Features of Better Communication of International Workgroups
“The single most critical component that makes teamwork possible is effective communication”(Jones, Oyung, & Pace, 2005 p. xviii). Organizations that conduct virtual interactions and haveteam members dispersed in other parts of the world have to rely heavily on online communicationtools (Johnson, 2004) and digital telecommunications technologies (Leonardi, Jackson, & Marsh,2004). Currently, team members have to learn how to effectively use emerging communicationtechnologies to improve their work and minimize communication problems that may emergewhen working virtually (Ferris & Minielli, 2004). Virtual interactions and online collaborationefforts should be embraced by organizations as a facet of their communication strategy togradually promote effective adoption of virtual communication tools (Hertel, 2004).To describe the characteristics of conducting a better communication process in the virtual work environment (synchronous and asynchronous), this paper is structured in two main sections:Personal and Interpersonal-Professional. The two sections will provide some of the mostimportant elements that describe what an effective blended model of communication looks like.Due to the close relationship that they share, the interpersonal and professional categories have been fused. There is also an emphasis on the asynchronous virtual context. A

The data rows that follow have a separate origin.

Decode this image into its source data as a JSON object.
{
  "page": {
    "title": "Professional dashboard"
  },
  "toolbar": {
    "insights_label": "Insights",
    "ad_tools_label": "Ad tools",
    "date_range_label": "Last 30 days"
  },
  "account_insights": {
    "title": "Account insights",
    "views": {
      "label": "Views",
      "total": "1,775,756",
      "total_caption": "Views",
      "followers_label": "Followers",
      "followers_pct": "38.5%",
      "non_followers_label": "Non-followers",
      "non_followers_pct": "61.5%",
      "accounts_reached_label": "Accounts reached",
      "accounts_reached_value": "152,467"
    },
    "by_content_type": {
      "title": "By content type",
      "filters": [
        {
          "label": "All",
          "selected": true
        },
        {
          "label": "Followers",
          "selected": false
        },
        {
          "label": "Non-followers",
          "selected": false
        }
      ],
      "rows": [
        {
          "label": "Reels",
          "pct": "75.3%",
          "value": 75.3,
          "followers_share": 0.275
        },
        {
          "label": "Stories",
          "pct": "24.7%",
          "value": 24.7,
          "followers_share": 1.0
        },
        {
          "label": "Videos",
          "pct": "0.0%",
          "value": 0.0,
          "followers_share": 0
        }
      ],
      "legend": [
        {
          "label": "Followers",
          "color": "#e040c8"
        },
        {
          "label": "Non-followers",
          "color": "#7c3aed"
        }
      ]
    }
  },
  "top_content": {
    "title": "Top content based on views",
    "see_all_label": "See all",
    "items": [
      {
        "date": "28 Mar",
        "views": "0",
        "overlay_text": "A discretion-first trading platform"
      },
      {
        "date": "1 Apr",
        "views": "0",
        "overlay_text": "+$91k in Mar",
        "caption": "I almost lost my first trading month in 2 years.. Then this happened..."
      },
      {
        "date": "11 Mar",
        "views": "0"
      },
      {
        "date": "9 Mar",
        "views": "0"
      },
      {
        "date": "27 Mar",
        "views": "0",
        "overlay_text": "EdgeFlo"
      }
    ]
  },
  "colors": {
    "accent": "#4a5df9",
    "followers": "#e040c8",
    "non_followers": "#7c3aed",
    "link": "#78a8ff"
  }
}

refers to a combination of virtual and a face-to-face interactions and communication in theworkplace when working on international projects for development. These projects may beconducted by government agencies, NGOs, schools, and universities. The objective of this paper is to present a compilation and description of the key characteristics for effective communication,and also those that improve learning, adaptation, and collaboration processes when working invirtual and face-to-face environments at an international level.

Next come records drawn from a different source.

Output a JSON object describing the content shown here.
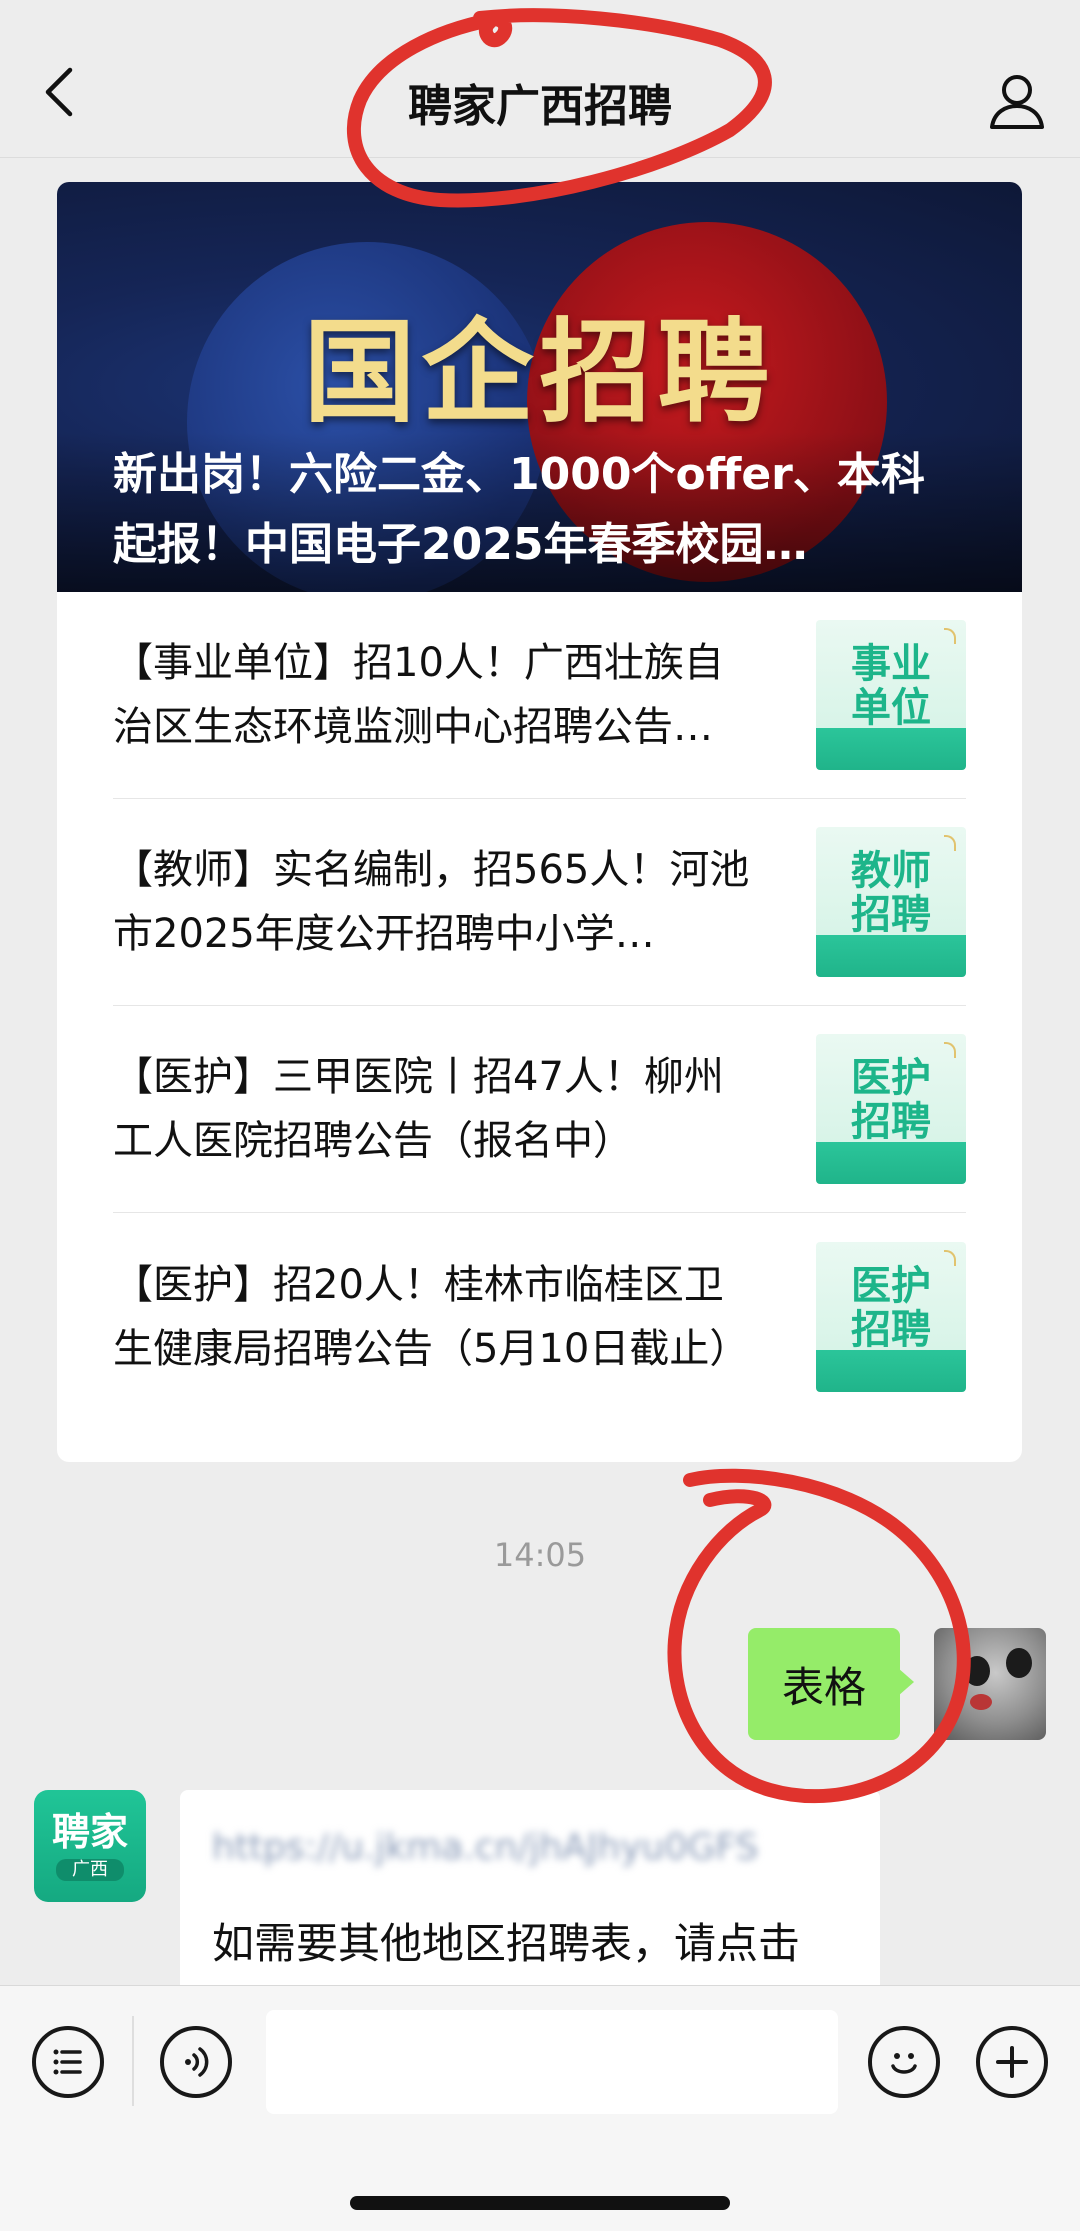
{
  "header": {
    "title": "聘家广西招聘",
    "back_icon": "chevron-left-icon",
    "profile_icon": "person-icon"
  },
  "article_card": {
    "hero": {
      "banner_text": "国企招聘",
      "caption": "新出岗！六险二金、1000个offer、本科起报！中国电子2025年春季校园…"
    },
    "items": [
      {
        "text": "【事业单位】招10人！广西壮族自治区生态环境监测中心招聘公告…",
        "thumb_line1": "事业",
        "thumb_line2": "单位"
      },
      {
        "text": "【教师】实名编制，招565人！河池市2025年度公开招聘中小学…",
        "thumb_line1": "教师",
        "thumb_line2": "招聘"
      },
      {
        "text": "【医护】三甲医院丨招47人！柳州工人医院招聘公告（报名中）",
        "thumb_line1": "医护",
        "thumb_line2": "招聘"
      },
      {
        "text": "【医护】招20人！桂林市临桂区卫生健康局招聘公告（5月10日截止）",
        "thumb_line1": "医护",
        "thumb_line2": "招聘"
      }
    ]
  },
  "chat": {
    "timestamp": "14:05",
    "my_message": "表格",
    "bot_avatar": {
      "name": "聘家",
      "sub": "广西"
    },
    "bot_message": {
      "link_text": "https://u.jkma.cn/jhAJhyu0GFS",
      "text": "如需要其他地区招聘表，请点击"
    }
  },
  "input_bar": {
    "menu_icon": "menu-list-icon",
    "voice_icon": "voice-icon",
    "emoji_icon": "smile-icon",
    "plus_icon": "plus-icon"
  },
  "colors": {
    "background": "#ededed",
    "my_bubble": "#95ec69",
    "brand_green": "#1db58a",
    "annotation_red": "#e0332d",
    "banner_gold": "#f3dc8c"
  }
}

Final paper prepared for the course 802.6 Historical and Theoretical Foundations of Educational Technology. Instructor: Dr. Richard Schwier.

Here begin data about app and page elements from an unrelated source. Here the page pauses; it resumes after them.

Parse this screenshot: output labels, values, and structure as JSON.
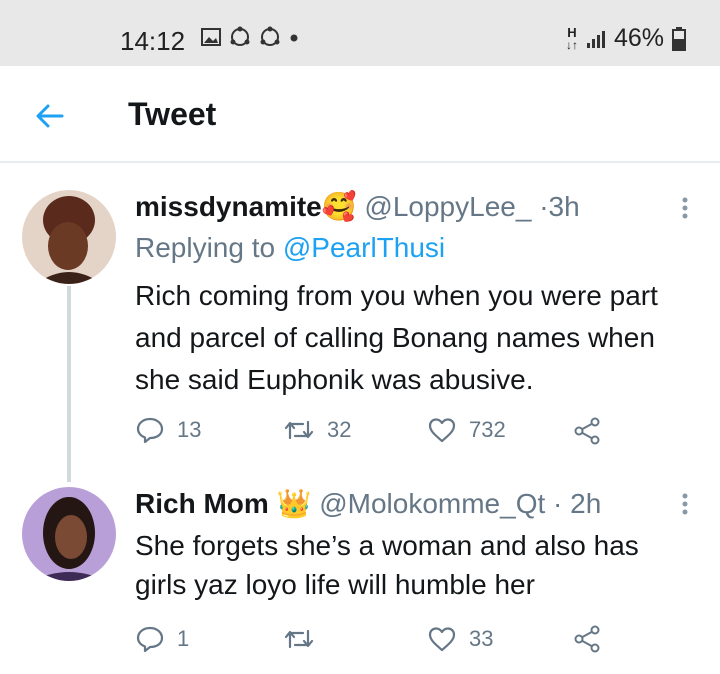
{
  "status_bar": {
    "time": "14:12",
    "battery": "46%",
    "network_label": "H"
  },
  "header": {
    "title": "Tweet"
  },
  "tweets": [
    {
      "display_name": "missdynamite",
      "emoji": "🥰",
      "handle": "@LoppyLee_",
      "sep": "·",
      "time": "3h",
      "replying_prefix": "Replying to ",
      "replying_to": "@PearlThusi",
      "text_lines": [
        "Rich coming from you when you were part",
        "and parcel of calling Bonang names when",
        "she said Euphonik was abusive."
      ],
      "replies": "13",
      "retweets": "32",
      "likes": "732"
    },
    {
      "display_name": "Rich Mom",
      "emoji": "👑",
      "handle": "@Molokomme_Qt",
      "sep": "·",
      "time": "2h",
      "text_lines": [
        "She forgets she’s a woman and also has",
        "girls yaz loyo life will humble her"
      ],
      "replies": "1",
      "retweets": "",
      "likes": "33"
    }
  ],
  "colors": {
    "accent": "#1da1f2",
    "secondary_text": "#657786",
    "status_bar": "#e8e8e8"
  },
  "icons": [
    "back-arrow-icon",
    "reply-icon",
    "retweet-icon",
    "like-icon",
    "share-icon",
    "more-icon"
  ]
}
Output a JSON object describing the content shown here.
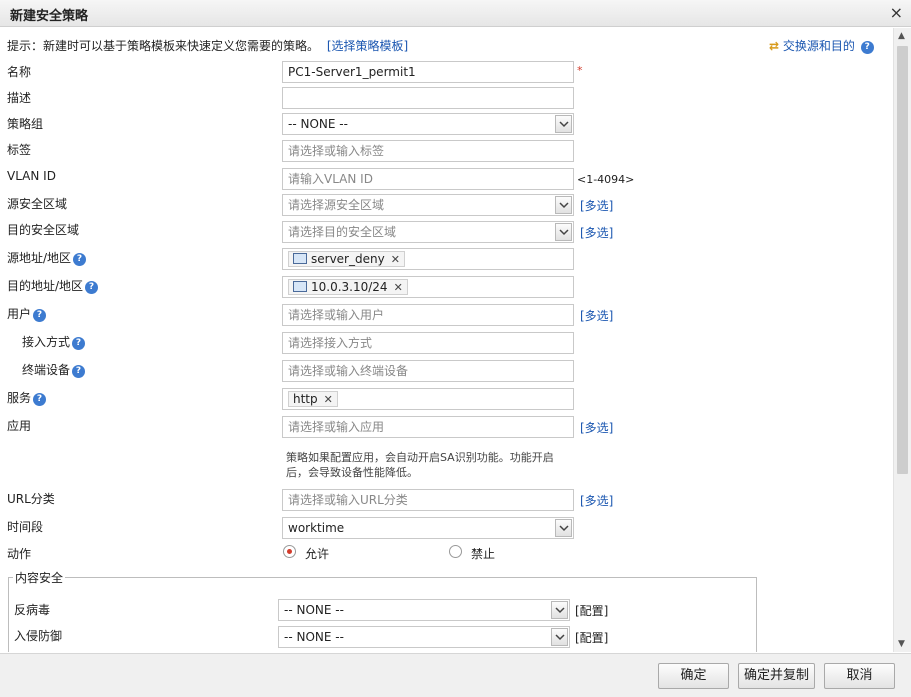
{
  "dialog": {
    "title": "新建安全策略"
  },
  "hint": {
    "text": "提示：新建时可以基于策略模板来快速定义您需要的策略。",
    "template_link": "[选择策略模板]",
    "swap_link": "交换源和目的"
  },
  "form": {
    "name": {
      "label": "名称",
      "value": "PC1-Server1_permit1",
      "required_mark": "*"
    },
    "desc": {
      "label": "描述",
      "value": ""
    },
    "group": {
      "label": "策略组",
      "value": "-- NONE --"
    },
    "tag": {
      "label": "标签",
      "placeholder": "请选择或输入标签"
    },
    "vlan": {
      "label": "VLAN ID",
      "placeholder": "请输入VLAN ID",
      "range": "<1-4094>"
    },
    "src_zone": {
      "label": "源安全区域",
      "placeholder": "请选择源安全区域",
      "multi": "[多选]"
    },
    "dst_zone": {
      "label": "目的安全区域",
      "placeholder": "请选择目的安全区域",
      "multi": "[多选]"
    },
    "src_addr": {
      "label": "源地址/地区",
      "tag": "server_deny"
    },
    "dst_addr": {
      "label": "目的地址/地区",
      "tag": "10.0.3.10/24"
    },
    "user": {
      "label": "用户",
      "placeholder": "请选择或输入用户",
      "multi": "[多选]"
    },
    "access": {
      "label": "接入方式",
      "placeholder": "请选择接入方式"
    },
    "terminal": {
      "label": "终端设备",
      "placeholder": "请选择或输入终端设备"
    },
    "service": {
      "label": "服务",
      "tag": "http"
    },
    "app": {
      "label": "应用",
      "placeholder": "请选择或输入应用",
      "multi": "[多选]",
      "note_line1": "策略如果配置应用，会自动开启SA识别功能。功能开启",
      "note_line2": "后，会导致设备性能降低。"
    },
    "url": {
      "label": "URL分类",
      "placeholder": "请选择或输入URL分类",
      "multi": "[多选]"
    },
    "time": {
      "label": "时间段",
      "value": "worktime"
    },
    "action": {
      "label": "动作",
      "allow": "允许",
      "deny": "禁止",
      "selected": "允许"
    }
  },
  "content_security": {
    "legend": "内容安全",
    "antivirus": {
      "label": "反病毒",
      "value": "-- NONE --",
      "config": "[配置]"
    },
    "ips": {
      "label": "入侵防御",
      "value": "-- NONE --",
      "config": "[配置]"
    }
  },
  "footer": {
    "ok": "确定",
    "ok_copy": "确定并复制",
    "cancel": "取消"
  }
}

M.Ed. Student – Educational Communications and Technology Program, Department of Curriculum Studies, College of Education. University of Saskatchewan. Saskatoon, SK.Canada. May 7, 2009.